Problem to work on: The records that follow must be reproduced in full, exactly as written.

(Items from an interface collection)
▬▬▬

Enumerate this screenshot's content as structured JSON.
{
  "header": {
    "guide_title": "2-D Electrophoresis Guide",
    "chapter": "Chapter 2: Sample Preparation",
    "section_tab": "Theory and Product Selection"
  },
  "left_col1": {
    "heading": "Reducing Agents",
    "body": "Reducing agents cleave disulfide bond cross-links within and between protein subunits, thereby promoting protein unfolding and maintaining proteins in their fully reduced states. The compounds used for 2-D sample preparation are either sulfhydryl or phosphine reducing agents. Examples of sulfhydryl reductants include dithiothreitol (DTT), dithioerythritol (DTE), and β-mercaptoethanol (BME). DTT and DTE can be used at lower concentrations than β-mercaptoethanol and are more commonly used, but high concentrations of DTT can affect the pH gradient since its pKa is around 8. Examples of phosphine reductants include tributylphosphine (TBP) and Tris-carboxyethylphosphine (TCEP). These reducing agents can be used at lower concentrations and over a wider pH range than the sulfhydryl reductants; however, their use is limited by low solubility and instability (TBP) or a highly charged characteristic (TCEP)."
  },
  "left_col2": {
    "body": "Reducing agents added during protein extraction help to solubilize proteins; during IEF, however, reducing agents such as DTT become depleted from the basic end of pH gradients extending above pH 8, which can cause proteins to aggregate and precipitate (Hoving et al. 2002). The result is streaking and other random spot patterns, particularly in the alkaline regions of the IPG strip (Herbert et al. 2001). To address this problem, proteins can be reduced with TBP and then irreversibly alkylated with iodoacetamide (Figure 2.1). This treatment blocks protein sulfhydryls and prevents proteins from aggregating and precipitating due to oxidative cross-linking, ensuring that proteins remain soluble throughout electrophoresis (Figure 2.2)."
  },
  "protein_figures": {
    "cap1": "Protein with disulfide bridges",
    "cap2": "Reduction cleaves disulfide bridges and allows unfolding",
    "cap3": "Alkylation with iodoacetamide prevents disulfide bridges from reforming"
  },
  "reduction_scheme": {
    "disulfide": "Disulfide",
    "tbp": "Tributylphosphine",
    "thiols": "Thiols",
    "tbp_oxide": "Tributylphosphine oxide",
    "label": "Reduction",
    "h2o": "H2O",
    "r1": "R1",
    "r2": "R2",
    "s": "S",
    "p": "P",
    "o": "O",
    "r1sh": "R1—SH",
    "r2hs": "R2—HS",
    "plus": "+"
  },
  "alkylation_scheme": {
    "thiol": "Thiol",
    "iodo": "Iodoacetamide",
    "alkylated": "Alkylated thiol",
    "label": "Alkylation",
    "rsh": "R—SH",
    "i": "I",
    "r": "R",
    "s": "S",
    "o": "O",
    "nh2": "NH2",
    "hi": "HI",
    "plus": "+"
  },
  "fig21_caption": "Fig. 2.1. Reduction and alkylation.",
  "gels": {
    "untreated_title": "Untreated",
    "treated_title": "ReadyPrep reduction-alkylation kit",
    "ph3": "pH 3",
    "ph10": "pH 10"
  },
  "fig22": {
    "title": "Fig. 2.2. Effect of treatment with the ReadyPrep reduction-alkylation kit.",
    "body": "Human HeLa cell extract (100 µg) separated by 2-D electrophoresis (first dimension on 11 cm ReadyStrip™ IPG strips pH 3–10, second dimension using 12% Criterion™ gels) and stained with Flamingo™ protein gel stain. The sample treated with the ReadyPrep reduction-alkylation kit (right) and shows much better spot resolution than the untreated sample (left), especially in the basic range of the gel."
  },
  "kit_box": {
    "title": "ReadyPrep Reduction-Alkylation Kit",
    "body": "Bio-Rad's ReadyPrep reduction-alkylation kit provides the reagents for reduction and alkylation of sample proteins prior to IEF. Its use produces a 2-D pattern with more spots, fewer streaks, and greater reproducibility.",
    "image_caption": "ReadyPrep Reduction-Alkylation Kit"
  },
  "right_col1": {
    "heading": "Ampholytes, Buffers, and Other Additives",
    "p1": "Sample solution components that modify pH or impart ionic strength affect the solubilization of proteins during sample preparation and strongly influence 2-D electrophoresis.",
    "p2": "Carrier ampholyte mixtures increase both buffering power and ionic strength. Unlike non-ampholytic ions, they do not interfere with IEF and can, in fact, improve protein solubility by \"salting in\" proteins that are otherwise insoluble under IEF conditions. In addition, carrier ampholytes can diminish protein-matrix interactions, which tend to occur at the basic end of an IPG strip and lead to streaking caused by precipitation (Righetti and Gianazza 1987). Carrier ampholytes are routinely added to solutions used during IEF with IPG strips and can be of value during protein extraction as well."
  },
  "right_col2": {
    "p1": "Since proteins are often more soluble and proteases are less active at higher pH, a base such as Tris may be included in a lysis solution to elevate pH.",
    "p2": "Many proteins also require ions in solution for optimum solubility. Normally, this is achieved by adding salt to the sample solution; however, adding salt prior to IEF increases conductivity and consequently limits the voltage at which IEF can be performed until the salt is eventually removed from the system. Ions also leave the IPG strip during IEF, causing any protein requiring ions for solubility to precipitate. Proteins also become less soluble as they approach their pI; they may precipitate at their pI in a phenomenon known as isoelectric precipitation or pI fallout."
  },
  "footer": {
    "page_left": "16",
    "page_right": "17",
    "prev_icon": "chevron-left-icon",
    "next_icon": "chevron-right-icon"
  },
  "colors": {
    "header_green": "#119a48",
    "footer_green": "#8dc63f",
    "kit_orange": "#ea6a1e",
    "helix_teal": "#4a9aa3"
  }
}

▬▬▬

Response to this exercise:
Enumerate this screenshot's content as structured JSON.
{
  "header": {
    "guide_title": "2-D Electrophoresis Guide",
    "chapter": "Chapter 2: Sample Preparation",
    "section_tab": "Theory and Product Selection"
  },
  "left_col1": {
    "heading": "Reducing Agents",
    "body": "Reducing agents cleave disulfide bond cross-links within and between protein subunits, thereby promoting protein unfolding and maintaining proteins in their fully reduced states. The compounds used for 2-D sample preparation are either sulfhydryl or phosphine reducing agents. Examples of sulfhydryl reductants include dithiothreitol (DTT), dithioerythritol (DTE), and β-mercaptoethanol (BME). DTT and DTE can be used at lower concentrations than β-mercaptoethanol and are more commonly used, but high concentrations of DTT can affect the pH gradient since its pKa is around 8. Examples of phosphine reductants include tributylphosphine (TBP) and Tris-carboxyethylphosphine (TCEP). These reducing agents can be used at lower concentrations and over a wider pH range than the sulfhydryl reductants; however, their use is limited by low solubility and instability (TBP) or a highly charged characteristic (TCEP)."
  },
  "left_col2": {
    "body": "Reducing agents added during protein extraction help to solubilize proteins; during IEF, however, reducing agents such as DTT become depleted from the basic end of pH gradients extending above pH 8, which can cause proteins to aggregate and precipitate (Hoving et al. 2002). The result is streaking and other random spot patterns, particularly in the alkaline regions of the IPG strip (Herbert et al. 2001). To address this problem, proteins can be reduced with TBP and then irreversibly alkylated with iodoacetamide (Figure 2.1). This treatment blocks protein sulfhydryls and prevents proteins from aggregating and precipitating due to oxidative cross-linking, ensuring that proteins remain soluble throughout electrophoresis (Figure 2.2)."
  },
  "protein_figures": {
    "cap1": "Protein with disulfide bridges",
    "cap2": "Reduction cleaves disulfide bridges and allows unfolding",
    "cap3": "Alkylation with iodoacetamide prevents disulfide bridges from reforming"
  },
  "reduction_scheme": {
    "disulfide": "Disulfide",
    "tbp": "Tributylphosphine",
    "thiols": "Thiols",
    "tbp_oxide": "Tributylphosphine oxide",
    "label": "Reduction",
    "h2o": "H2O",
    "r1": "R1",
    "r2": "R2",
    "s": "S",
    "p": "P",
    "o": "O",
    "r1sh": "R1—SH",
    "r2hs": "R2—HS",
    "plus": "+"
  },
  "alkylation_scheme": {
    "thiol": "Thiol",
    "iodo": "Iodoacetamide",
    "alkylated": "Alkylated thiol",
    "label": "Alkylation",
    "rsh": "R—SH",
    "i": "I",
    "r": "R",
    "s": "S",
    "o": "O",
    "nh2": "NH2",
    "hi": "HI",
    "plus": "+"
  },
  "fig21_caption": "Fig. 2.1. Reduction and alkylation.",
  "gels": {
    "untreated_title": "Untreated",
    "treated_title": "ReadyPrep reduction-alkylation kit",
    "ph3": "pH 3",
    "ph10": "pH 10"
  },
  "fig22": {
    "title": "Fig. 2.2. Effect of treatment with the ReadyPrep reduction-alkylation kit.",
    "body": "Human HeLa cell extract (100 µg) separated by 2-D electrophoresis (first dimension on 11 cm ReadyStrip™ IPG strips pH 3–10, second dimension using 12% Criterion™ gels) and stained with Flamingo™ protein gel stain. The sample treated with the ReadyPrep reduction-alkylation kit (right) and shows much better spot resolution than the untreated sample (left), especially in the basic range of the gel."
  },
  "kit_box": {
    "title": "ReadyPrep Reduction-Alkylation Kit",
    "body": "Bio-Rad's ReadyPrep reduction-alkylation kit provides the reagents for reduction and alkylation of sample proteins prior to IEF. Its use produces a 2-D pattern with more spots, fewer streaks, and greater reproducibility.",
    "image_caption": "ReadyPrep Reduction-Alkylation Kit"
  },
  "right_col1": {
    "heading": "Ampholytes, Buffers, and Other Additives",
    "p1": "Sample solution components that modify pH or impart ionic strength affect the solubilization of proteins during sample preparation and strongly influence 2-D electrophoresis.",
    "p2": "Carrier ampholyte mixtures increase both buffering power and ionic strength. Unlike non-ampholytic ions, they do not interfere with IEF and can, in fact, improve protein solubility by \"salting in\" proteins that are otherwise insoluble under IEF conditions. In addition, carrier ampholytes can diminish protein-matrix interactions, which tend to occur at the basic end of an IPG strip and lead to streaking caused by precipitation (Righetti and Gianazza 1987). Carrier ampholytes are routinely added to solutions used during IEF with IPG strips and can be of value during protein extraction as well."
  },
  "right_col2": {
    "p1": "Since proteins are often more soluble and proteases are less active at higher pH, a base such as Tris may be included in a lysis solution to elevate pH.",
    "p2": "Many proteins also require ions in solution for optimum solubility. Normally, this is achieved by adding salt to the sample solution; however, adding salt prior to IEF increases conductivity and consequently limits the voltage at which IEF can be performed until the salt is eventually removed from the system. Ions also leave the IPG strip during IEF, causing any protein requiring ions for solubility to precipitate. Proteins also become less soluble as they approach their pI; they may precipitate at their pI in a phenomenon known as isoelectric precipitation or pI fallout."
  },
  "footer": {
    "page_left": "16",
    "page_right": "17",
    "prev_icon": "chevron-left-icon",
    "next_icon": "chevron-right-icon"
  },
  "colors": {
    "header_green": "#119a48",
    "footer_green": "#8dc63f",
    "kit_orange": "#ea6a1e",
    "helix_teal": "#4a9aa3"
  }
}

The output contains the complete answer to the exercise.